Did you take advantage of the one-day freebies? So many people did that Cassidy 1 made it to #3 in Hard SF, Cassidy 2 hit #6 in Space Opera, and Cassidy 3 hit #7 in Space Opera! That’s huge for an indie author like me, so thank you!
If you have Kindle Unlimited, you can borrow any of the books for FREE. Just click THIS LINK and you can pick up your copies right now!
Well, it’s another short work week, unless you’re a writer!
Moving forward with Cassidy Four, and here I am again, sharing a snippet with you. How fresh is this? Well, I wrote it this morning and I’m still working on it!
“Well, that was a total rat fuck.”
She was unimpressed, to say the least.
It was supposed to be easy! Hell, she did all the heavy lifting. She had arranged for the security to look the other way, she had recruited pigeons to distract MinSec from the real breakout, she had used family connections to put all the physical requirements in place.
And it had all worked like clockwork. Ten people – ten! – had successfully effected self-release from MinSec’s primary Political Rehabilitation Center on a single night, something that was supposed to be impossible. They’d all had their instructions, their safe houses, their destinations. Of course, she had no idea how many of the others had made it to their safe houses, but that was part of the plan, too. If there was no communication between them, there couldn’t be any back-tracing.
It hadn’t stopped her making plans of her own with three of the others, of course. But that was longer-term planning, a full lunar away. By then they’d either make the rendezvous or not. Her plans would work best with the people she’d chosen, but none of them were irreplaceable. She’d make do with others with only a minor delay.

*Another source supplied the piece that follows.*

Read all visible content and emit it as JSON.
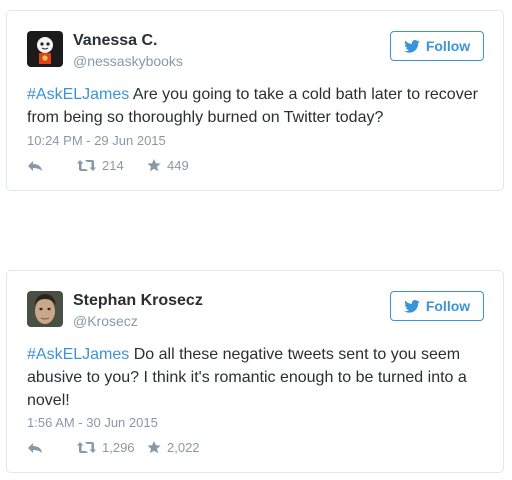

That was for another day, though.
According to her carefully worked out plans, today she was to move from her safe house to a more permanent location. Where that was, she didn’t know, but was the point of compartmentalizing the information. What she didn’t know, she couldn’t tell.
Something wasn’t right, though.
The cubic she was supposed to pass through to reach her contact was swarming with MinSec patrols. Nobody lingered; they passed through as quickly as they could, keeping eyes averted and faces hidden. Everybody had something that MinSec could pick them up for, so everyone acted guilty.
Wouldn’t cover her, though. One facial scan and she’d be back in the PRC faster than she could think.
She needed a place to stay tonight. She couldn’t go back to last night’s hide; that was strictly a one-off deal. They wouldn’t turn her in, but it would start to establish a pattern of behavior and patterns were to be avoided.
There were rooms to rent, hotels and the like. Most of them required ID, though, and she couldn’t do that. Not yet. That was further down her list of things to do, farther down her plan. The ones that didn’t ask for ID, well, MinSec knew all about those places. Odds were good that the desk clerk was a MinSec operative and her face, along with the faces of everyone who checked in, would be in the files by morning.